# [HOW TO COMPLETE THIS TASK]
Print each entry below precisely as it reads.
=== Begin Enclosure ===
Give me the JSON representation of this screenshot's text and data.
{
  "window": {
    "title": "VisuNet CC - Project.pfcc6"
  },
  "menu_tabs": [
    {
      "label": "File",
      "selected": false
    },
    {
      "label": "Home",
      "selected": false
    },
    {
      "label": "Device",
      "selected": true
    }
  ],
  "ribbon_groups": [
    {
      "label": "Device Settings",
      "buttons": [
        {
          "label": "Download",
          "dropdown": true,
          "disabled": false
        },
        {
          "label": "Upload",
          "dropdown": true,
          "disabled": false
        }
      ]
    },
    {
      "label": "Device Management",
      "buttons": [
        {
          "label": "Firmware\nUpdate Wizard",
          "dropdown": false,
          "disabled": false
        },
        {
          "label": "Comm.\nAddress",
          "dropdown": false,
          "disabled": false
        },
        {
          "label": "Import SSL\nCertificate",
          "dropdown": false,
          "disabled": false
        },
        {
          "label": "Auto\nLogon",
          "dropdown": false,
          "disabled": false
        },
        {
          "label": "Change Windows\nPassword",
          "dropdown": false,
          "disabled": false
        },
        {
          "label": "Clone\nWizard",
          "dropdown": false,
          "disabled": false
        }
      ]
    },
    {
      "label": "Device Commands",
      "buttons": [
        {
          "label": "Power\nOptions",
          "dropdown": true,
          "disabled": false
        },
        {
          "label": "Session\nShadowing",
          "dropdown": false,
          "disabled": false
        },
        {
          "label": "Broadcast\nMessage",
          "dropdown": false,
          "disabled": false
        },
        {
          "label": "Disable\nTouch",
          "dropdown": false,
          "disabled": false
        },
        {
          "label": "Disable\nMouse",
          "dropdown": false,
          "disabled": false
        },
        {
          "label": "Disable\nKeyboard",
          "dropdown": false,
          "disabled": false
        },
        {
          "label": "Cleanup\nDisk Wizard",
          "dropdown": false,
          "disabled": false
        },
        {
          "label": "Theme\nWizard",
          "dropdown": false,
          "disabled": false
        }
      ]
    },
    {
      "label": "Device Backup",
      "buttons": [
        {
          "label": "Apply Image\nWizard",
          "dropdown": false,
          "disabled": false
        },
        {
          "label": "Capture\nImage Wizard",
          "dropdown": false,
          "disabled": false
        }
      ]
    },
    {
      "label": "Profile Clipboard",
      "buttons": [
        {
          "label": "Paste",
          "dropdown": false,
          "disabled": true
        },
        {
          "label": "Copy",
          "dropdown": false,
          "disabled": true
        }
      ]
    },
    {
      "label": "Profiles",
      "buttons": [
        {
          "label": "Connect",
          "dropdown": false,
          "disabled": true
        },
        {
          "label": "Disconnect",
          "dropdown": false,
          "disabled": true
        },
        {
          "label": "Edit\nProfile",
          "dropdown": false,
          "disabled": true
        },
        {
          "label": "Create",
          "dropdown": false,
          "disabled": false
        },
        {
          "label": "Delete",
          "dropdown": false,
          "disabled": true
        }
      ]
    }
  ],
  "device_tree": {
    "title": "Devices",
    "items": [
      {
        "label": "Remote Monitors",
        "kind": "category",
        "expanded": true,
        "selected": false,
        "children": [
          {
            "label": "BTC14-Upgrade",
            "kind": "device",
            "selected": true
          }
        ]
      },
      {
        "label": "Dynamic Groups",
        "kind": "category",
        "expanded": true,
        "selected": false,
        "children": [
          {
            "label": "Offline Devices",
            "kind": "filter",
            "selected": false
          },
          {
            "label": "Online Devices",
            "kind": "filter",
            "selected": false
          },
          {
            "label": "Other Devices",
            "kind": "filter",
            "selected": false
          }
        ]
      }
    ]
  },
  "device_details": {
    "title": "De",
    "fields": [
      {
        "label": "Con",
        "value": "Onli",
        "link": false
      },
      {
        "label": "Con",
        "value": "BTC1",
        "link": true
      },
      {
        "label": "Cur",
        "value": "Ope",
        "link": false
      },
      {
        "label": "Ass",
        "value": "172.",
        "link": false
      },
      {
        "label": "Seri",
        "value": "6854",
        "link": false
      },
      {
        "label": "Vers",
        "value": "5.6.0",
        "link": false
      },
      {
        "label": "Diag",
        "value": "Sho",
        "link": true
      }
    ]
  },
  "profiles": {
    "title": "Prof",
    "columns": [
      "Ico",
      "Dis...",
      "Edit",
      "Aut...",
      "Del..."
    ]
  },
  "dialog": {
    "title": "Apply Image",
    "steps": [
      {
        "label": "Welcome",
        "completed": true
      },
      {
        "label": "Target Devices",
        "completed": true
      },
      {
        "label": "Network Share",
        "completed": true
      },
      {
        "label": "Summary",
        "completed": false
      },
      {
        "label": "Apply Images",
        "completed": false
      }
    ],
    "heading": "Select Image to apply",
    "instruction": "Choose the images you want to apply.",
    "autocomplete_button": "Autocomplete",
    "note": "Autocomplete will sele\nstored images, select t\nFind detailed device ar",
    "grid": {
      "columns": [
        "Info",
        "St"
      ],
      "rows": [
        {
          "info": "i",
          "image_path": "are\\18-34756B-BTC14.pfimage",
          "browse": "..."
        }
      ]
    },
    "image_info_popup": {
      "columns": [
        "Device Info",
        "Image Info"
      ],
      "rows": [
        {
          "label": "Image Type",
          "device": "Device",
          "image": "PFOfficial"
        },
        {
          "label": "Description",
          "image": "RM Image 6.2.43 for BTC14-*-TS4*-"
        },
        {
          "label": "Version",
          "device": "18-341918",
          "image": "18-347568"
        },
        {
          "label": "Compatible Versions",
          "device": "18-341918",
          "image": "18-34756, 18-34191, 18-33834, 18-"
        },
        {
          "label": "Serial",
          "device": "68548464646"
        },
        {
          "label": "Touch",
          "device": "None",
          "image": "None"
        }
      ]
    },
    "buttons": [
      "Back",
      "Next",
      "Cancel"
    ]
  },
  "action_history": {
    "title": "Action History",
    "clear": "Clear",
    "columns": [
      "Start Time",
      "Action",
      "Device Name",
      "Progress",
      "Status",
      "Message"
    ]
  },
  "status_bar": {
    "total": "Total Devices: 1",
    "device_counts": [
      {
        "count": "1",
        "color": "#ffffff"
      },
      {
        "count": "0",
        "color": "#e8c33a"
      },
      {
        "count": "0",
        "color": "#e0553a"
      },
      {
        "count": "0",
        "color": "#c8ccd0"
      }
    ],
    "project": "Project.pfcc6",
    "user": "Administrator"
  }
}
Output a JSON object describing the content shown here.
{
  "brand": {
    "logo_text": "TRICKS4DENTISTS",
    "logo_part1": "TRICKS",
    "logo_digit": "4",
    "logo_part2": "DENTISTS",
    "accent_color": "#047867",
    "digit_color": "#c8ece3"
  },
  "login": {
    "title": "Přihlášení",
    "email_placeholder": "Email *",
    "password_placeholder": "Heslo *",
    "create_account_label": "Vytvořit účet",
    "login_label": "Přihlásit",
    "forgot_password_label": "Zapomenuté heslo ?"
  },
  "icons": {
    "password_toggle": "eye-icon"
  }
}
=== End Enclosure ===
# [EXPECTED OUTPUT]
Give me the JSON representation of this screenshot's text and data.
{
  "window": {
    "title": "VisuNet CC - Project.pfcc6"
  },
  "menu_tabs": [
    {
      "label": "File",
      "selected": false
    },
    {
      "label": "Home",
      "selected": false
    },
    {
      "label": "Device",
      "selected": true
    }
  ],
  "ribbon_groups": [
    {
      "label": "Device Settings",
      "buttons": [
        {
          "label": "Download",
          "dropdown": true,
          "disabled": false
        },
        {
          "label": "Upload",
          "dropdown": true,
          "disabled": false
        }
      ]
    },
    {
      "label": "Device Management",
      "buttons": [
        {
          "label": "Firmware\nUpdate Wizard",
          "dropdown": false,
          "disabled": false
        },
        {
          "label": "Comm.\nAddress",
          "dropdown": false,
          "disabled": false
        },
        {
          "label": "Import SSL\nCertificate",
          "dropdown": false,
          "disabled": false
        },
        {
          "label": "Auto\nLogon",
          "dropdown": false,
          "disabled": false
        },
        {
          "label": "Change Windows\nPassword",
          "dropdown": false,
          "disabled": false
        },
        {
          "label": "Clone\nWizard",
          "dropdown": false,
          "disabled": false
        }
      ]
    },
    {
      "label": "Device Commands",
      "buttons": [
        {
          "label": "Power\nOptions",
          "dropdown": true,
          "disabled": false
        },
        {
          "label": "Session\nShadowing",
          "dropdown": false,
          "disabled": false
        },
        {
          "label": "Broadcast\nMessage",
          "dropdown": false,
          "disabled": false
        },
        {
          "label": "Disable\nTouch",
          "dropdown": false,
          "disabled": false
        },
        {
          "label": "Disable\nMouse",
          "dropdown": false,
          "disabled": false
        },
        {
          "label": "Disable\nKeyboard",
          "dropdown": false,
          "disabled": false
        },
        {
          "label": "Cleanup\nDisk Wizard",
          "dropdown": false,
          "disabled": false
        },
        {
          "label": "Theme\nWizard",
          "dropdown": false,
          "disabled": false
        }
      ]
    },
    {
      "label": "Device Backup",
      "buttons": [
        {
          "label": "Apply Image\nWizard",
          "dropdown": false,
          "disabled": false
        },
        {
          "label": "Capture\nImage Wizard",
          "dropdown": false,
          "disabled": false
        }
      ]
    },
    {
      "label": "Profile Clipboard",
      "buttons": [
        {
          "label": "Paste",
          "dropdown": false,
          "disabled": true
        },
        {
          "label": "Copy",
          "dropdown": false,
          "disabled": true
        }
      ]
    },
    {
      "label": "Profiles",
      "buttons": [
        {
          "label": "Connect",
          "dropdown": false,
          "disabled": true
        },
        {
          "label": "Disconnect",
          "dropdown": false,
          "disabled": true
        },
        {
          "label": "Edit\nProfile",
          "dropdown": false,
          "disabled": true
        },
        {
          "label": "Create",
          "dropdown": false,
          "disabled": false
        },
        {
          "label": "Delete",
          "dropdown": false,
          "disabled": true
        }
      ]
    }
  ],
  "device_tree": {
    "title": "Devices",
    "items": [
      {
        "label": "Remote Monitors",
        "kind": "category",
        "expanded": true,
        "selected": false,
        "children": [
          {
            "label": "BTC14-Upgrade",
            "kind": "device",
            "selected": true
          }
        ]
      },
      {
        "label": "Dynamic Groups",
        "kind": "category",
        "expanded": true,
        "selected": false,
        "children": [
          {
            "label": "Offline Devices",
            "kind": "filter",
            "selected": false
          },
          {
            "label": "Online Devices",
            "kind": "filter",
            "selected": false
          },
          {
            "label": "Other Devices",
            "kind": "filter",
            "selected": false
          }
        ]
      }
    ]
  },
  "device_details": {
    "title": "De",
    "fields": [
      {
        "label": "Con",
        "value": "Onli",
        "link": false
      },
      {
        "label": "Con",
        "value": "BTC1",
        "link": true
      },
      {
        "label": "Cur",
        "value": "Ope",
        "link": false
      },
      {
        "label": "Ass",
        "value": "172.",
        "link": false
      },
      {
        "label": "Seri",
        "value": "6854",
        "link": false
      },
      {
        "label": "Vers",
        "value": "5.6.0",
        "link": false
      },
      {
        "label": "Diag",
        "value": "Sho",
        "link": true
      }
    ]
  },
  "profiles": {
    "title": "Prof",
    "columns": [
      "Ico",
      "Dis...",
      "Edit",
      "Aut...",
      "Del..."
    ]
  },
  "dialog": {
    "title": "Apply Image",
    "steps": [
      {
        "label": "Welcome",
        "completed": true
      },
      {
        "label": "Target Devices",
        "completed": true
      },
      {
        "label": "Network Share",
        "completed": true
      },
      {
        "label": "Summary",
        "completed": false
      },
      {
        "label": "Apply Images",
        "completed": false
      }
    ],
    "heading": "Select Image to apply",
    "instruction": "Choose the images you want to apply.",
    "autocomplete_button": "Autocomplete",
    "note": "Autocomplete will sele\nstored images, select t\nFind detailed device ar",
    "grid": {
      "columns": [
        "Info",
        "St"
      ],
      "rows": [
        {
          "info": "i",
          "image_path": "are\\18-34756B-BTC14.pfimage",
          "browse": "..."
        }
      ]
    },
    "image_info_popup": {
      "columns": [
        "Device Info",
        "Image Info"
      ],
      "rows": [
        {
          "label": "Image Type",
          "device": "Device",
          "image": "PFOfficial"
        },
        {
          "label": "Description",
          "image": "RM Image 6.2.43 for BTC14-*-TS4*-"
        },
        {
          "label": "Version",
          "device": "18-341918",
          "image": "18-347568"
        },
        {
          "label": "Compatible Versions",
          "device": "18-341918",
          "image": "18-34756, 18-34191, 18-33834, 18-"
        },
        {
          "label": "Serial",
          "device": "68548464646"
        },
        {
          "label": "Touch",
          "device": "None",
          "image": "None"
        }
      ]
    },
    "buttons": [
      "Back",
      "Next",
      "Cancel"
    ]
  },
  "action_history": {
    "title": "Action History",
    "clear": "Clear",
    "columns": [
      "Start Time",
      "Action",
      "Device Name",
      "Progress",
      "Status",
      "Message"
    ]
  },
  "status_bar": {
    "total": "Total Devices: 1",
    "device_counts": [
      {
        "count": "1",
        "color": "#ffffff"
      },
      {
        "count": "0",
        "color": "#e8c33a"
      },
      {
        "count": "0",
        "color": "#e0553a"
      },
      {
        "count": "0",
        "color": "#c8ccd0"
      }
    ],
    "project": "Project.pfcc6",
    "user": "Administrator"
  }
}
Output a JSON object describing the content shown here.
{
  "brand": {
    "logo_text": "TRICKS4DENTISTS",
    "logo_part1": "TRICKS",
    "logo_digit": "4",
    "logo_part2": "DENTISTS",
    "accent_color": "#047867",
    "digit_color": "#c8ece3"
  },
  "login": {
    "title": "Přihlášení",
    "email_placeholder": "Email *",
    "password_placeholder": "Heslo *",
    "create_account_label": "Vytvořit účet",
    "login_label": "Přihlásit",
    "forgot_password_label": "Zapomenuté heslo ?"
  },
  "icons": {
    "password_toggle": "eye-icon"
  }
}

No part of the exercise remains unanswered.